Working Closely with Local Governments to Smooth Out Roadway Maintenance Processes
Spectrum Spatial and Confirm solutions help local governments optimally meet their clients’ needs
Working with local governments, this integrated highway service provider designs and operates highway solutions across the United Kingdom. It repairs potholes and streetlights, cuts back overgrown trees, grits icy roads, clears blocked drains, and reapplies lane lines that have deteriorated. Unlike a typical contractor, the company’s employees work in clients’ offices and partner with local government staff to identify and repair roadway problems. The company is always working to improve efficiencies in these processes, and they have found solutions with Spectrum Spatial and Confirm.
“One way we discover roadway issues is through reports from the public,” says a business solutions architect with the company. “A few years ago, someone might call to tell us there was a massive pothole located ‘down along High Street.’ The U.K. suf-fers quite badly in some of its roads, and our guys might have to drive around for a while trying to locate that particular pothole. “Our teams were continuously going to locations that were inaccurate, and that cost money for us and potentially, for our clients,” the architect adds. The firm saw an opportunity to improve the way it accepted public reports of roadway problems, by enabling members of the public to pinpoint the problem on a map.
The company chose Precisely Spectrum Spatial and Confirm Strategic Asset Management solutions and worked with Precisely Professional Services to modify the solution to optimally meet its clients’ needs. “Spectrum Spatial is very customizable,” says another of the firm’s business solutions architects. “We use around 15 percent of the features straight out of the box. The other 85 percent we’ve customized.”
Now, the company provides clients with an online tool through which residents can report problems such as potholes.
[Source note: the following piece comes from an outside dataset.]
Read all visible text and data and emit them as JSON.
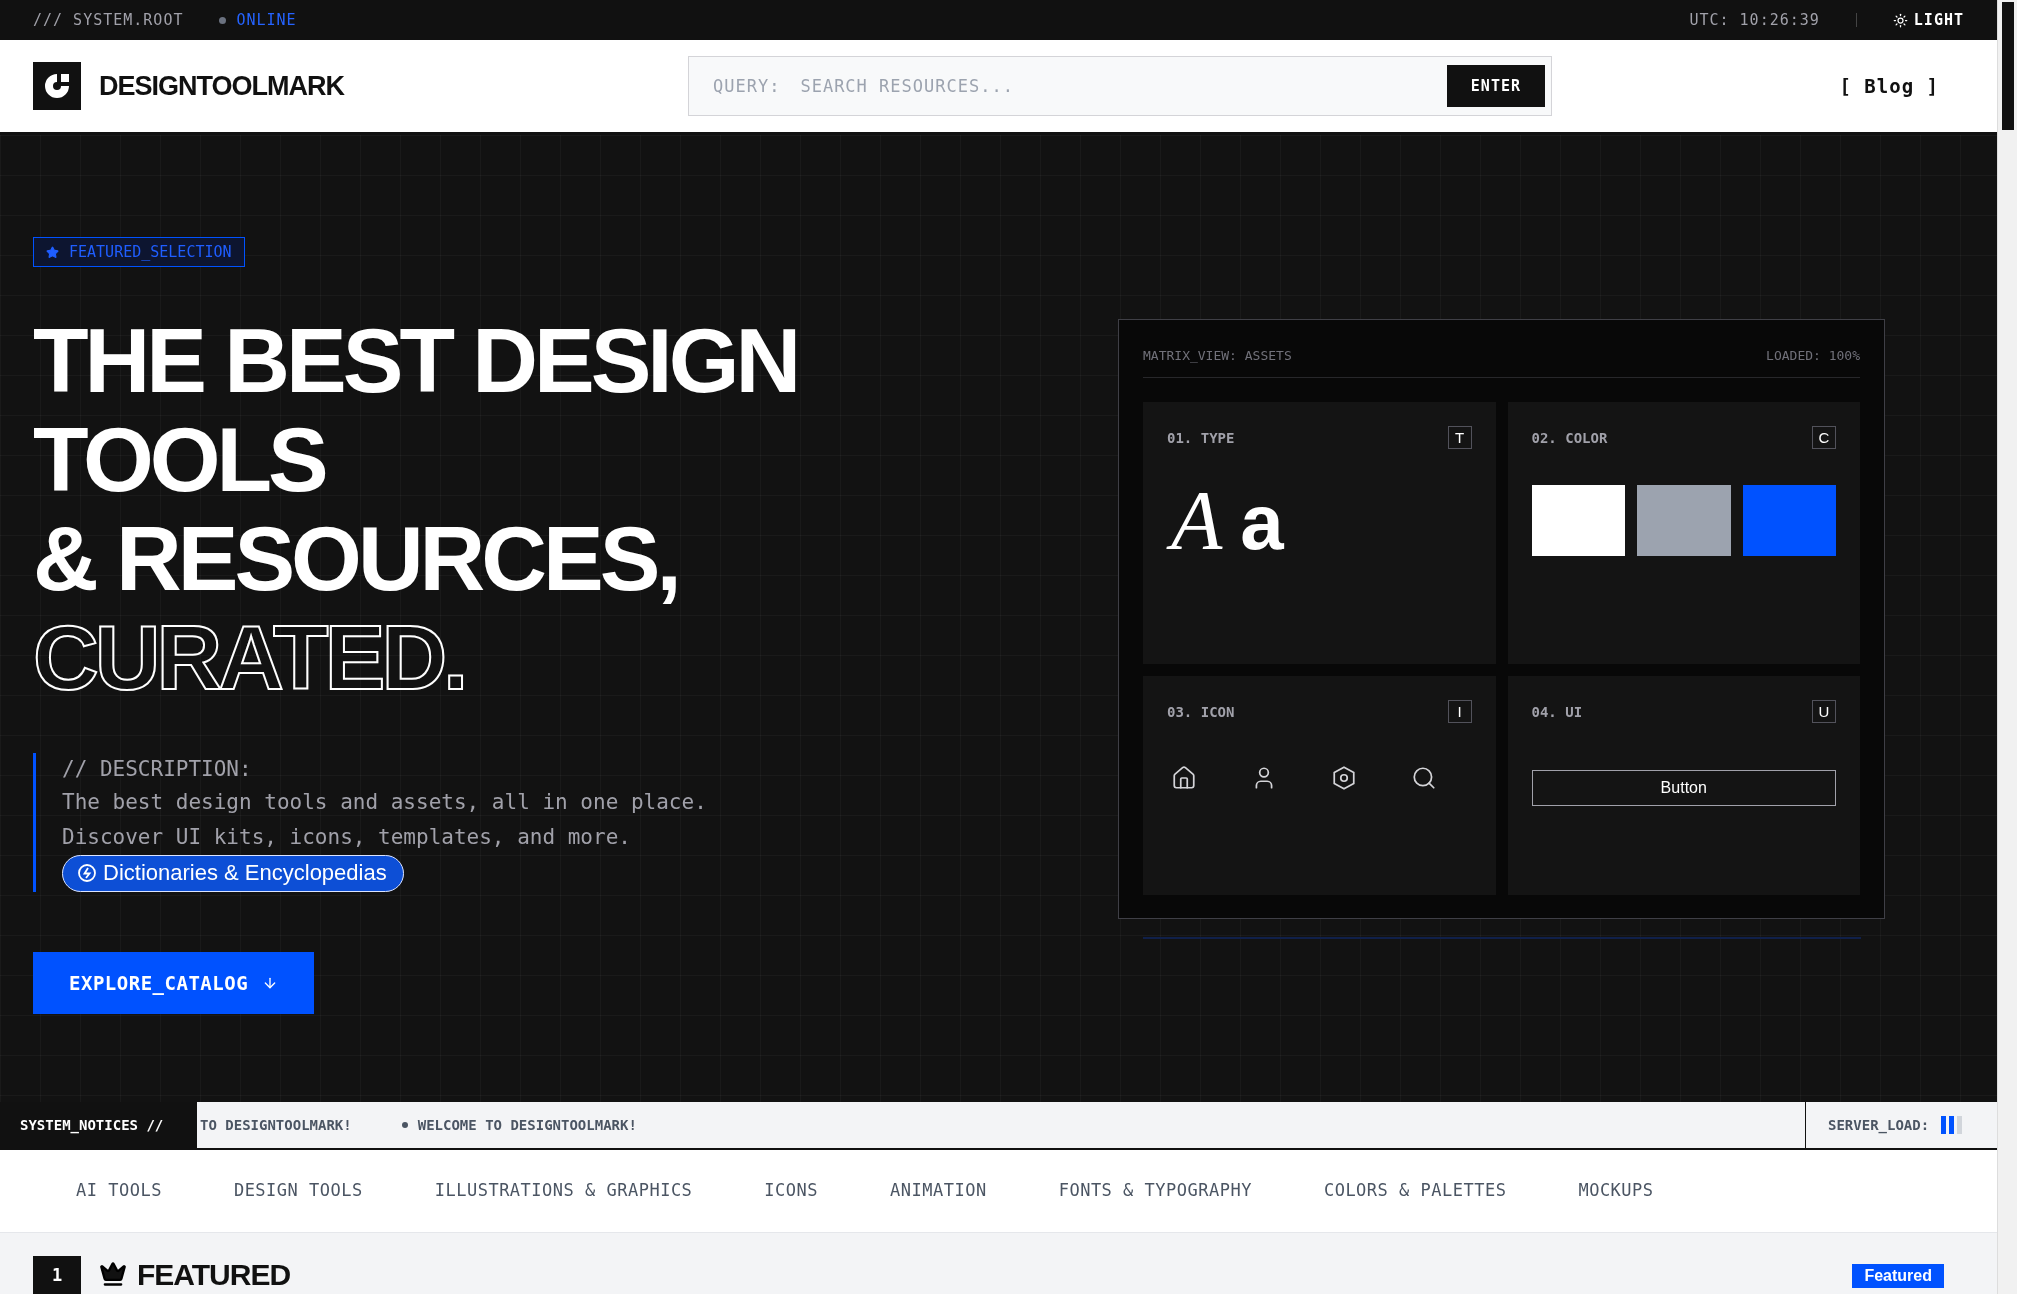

The tool will display potholes that have already been reported and sections of road due to be resurfaced in the near future. “Before they can drop a marker on the map to indicate their pothole, we ask them to make sure it has not already been reported,” the architect explains.